Problem description:
Give the records below again, word for word. No pictures belong in the copy.

(Dataset rows describing interfaces)
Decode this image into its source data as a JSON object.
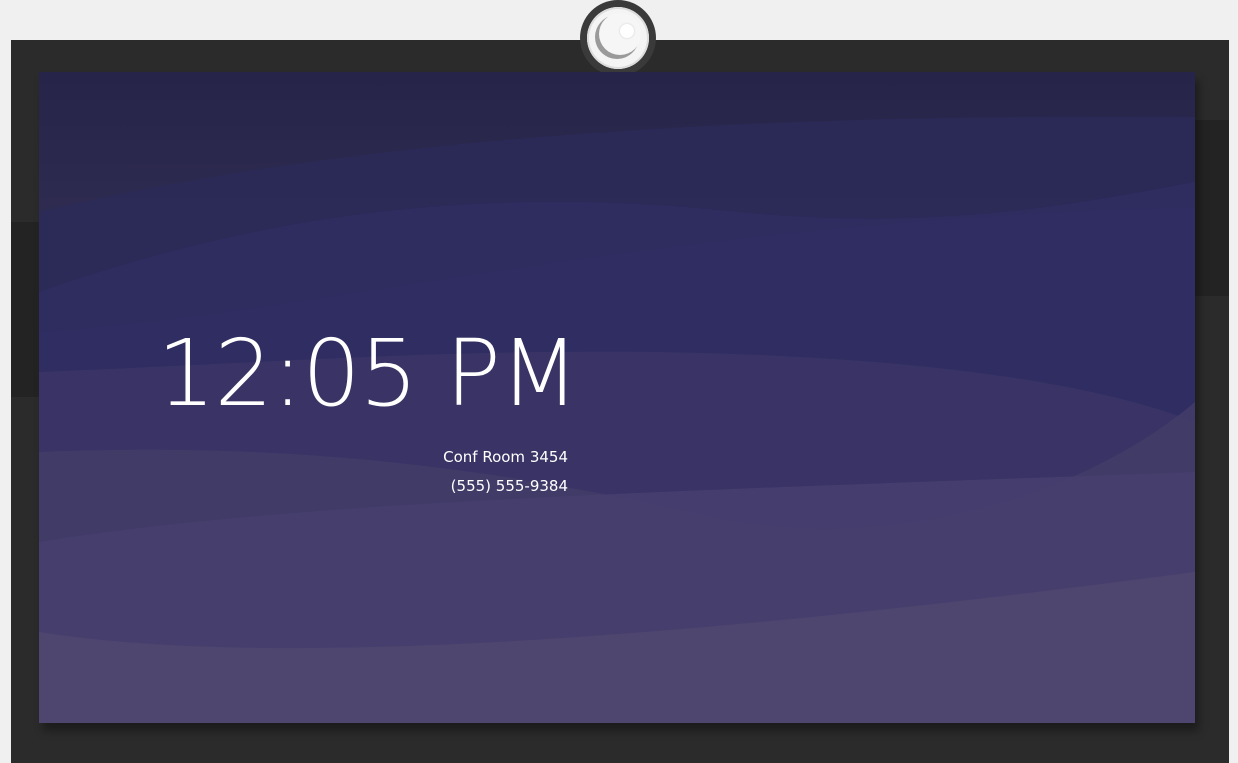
{
  "display": {
    "time": "12:05 PM",
    "room_name": "Conf Room 3454",
    "phone_number": "(555) 555-9384"
  },
  "colors": {
    "bezel": "#2b2b2b",
    "background_top": "#262448",
    "background_bottom": "#514870",
    "text": "#ffffff"
  },
  "icons": {
    "camera": "camera-icon"
  }
}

Finished task:
Decode this image into its source data as a JSON object.
{
  "display": {
    "time": "12:05 PM",
    "room_name": "Conf Room 3454",
    "phone_number": "(555) 555-9384"
  },
  "colors": {
    "bezel": "#2b2b2b",
    "background_top": "#262448",
    "background_bottom": "#514870",
    "text": "#ffffff"
  },
  "icons": {
    "camera": "camera-icon"
  }
}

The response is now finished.